 I'm happy to report none of my panel mates for this year's SleuthFest (Feb. 27-March 2, in Orlando, Fla.) conference come from the pain-in-the-butt category. I lucked out with two good panels, made up of fabulous authors. I'm looking forward to the first one: Laugh if You Must: Dying is Easy. Comedy is Hard. Our moderator will be the hilarious Chris Grabenstein -- who was once in an improvisational comedy troupe with Bruce Willis, which I guess would make anyone seem funny.  Other panelists are Miriam Auerbach, Phyllis Smallman, and my friend and funny mystery goddess, Elaine Viets.
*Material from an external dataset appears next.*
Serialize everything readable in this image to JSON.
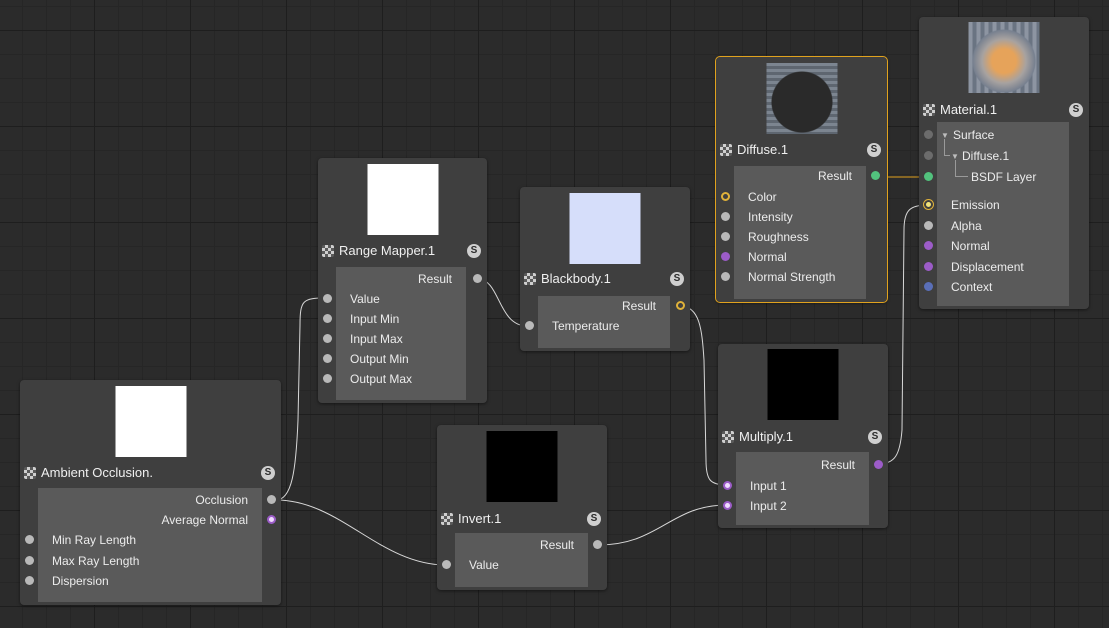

I plan to talk about how even though my books are funny, I'm really just a sad clown, crying on the inside. Or, I may tell the story about how I once tackled noted literary genius Salman Rushdie for the last lemon poppy-seed muffin on the breakfast buffet at the Miami Book Fair. For a guy who survived the death threats of a fatwa, he's surprisingly slow.

I'm moderating a second panel. Despite the fact moderating is a lot more work, and I am a lazy slacker, I'm looking forward to it. Panelists are Heather Graham, Don Bruns and Jeremiah Healy. Our title: Regrets? I've Had a Few. There is nothing I like more than looking back at my career fails and getting into some serious self-flagellation over how I could have done things differently. Luckily, my regrets aren't the focus here. It's my job as the moderator to ask the panel members how they screwed up.

Now, that sounds like fun!

If things lag, I'll lead the room in a sing-along to Frank Sinatra: ''Regrets, I've had a few. But then again, too few to mention . . . The record shows, I took the blows and did it my way.''

Either that, or I'll tell how I regret being assigned once to a panel with a a big-name author, definitely one of the mystery world's cool kids. Beforehand, stars in my eyes, I introduced myself:
Me: Hi, I'm Deborah Sharp. I write the Mace Bauer Mysteries.
Big-name Author: Oh, those are the funny mysteries.
Long pause, as I nodded, flattered.
Big-name Author: I hate funny.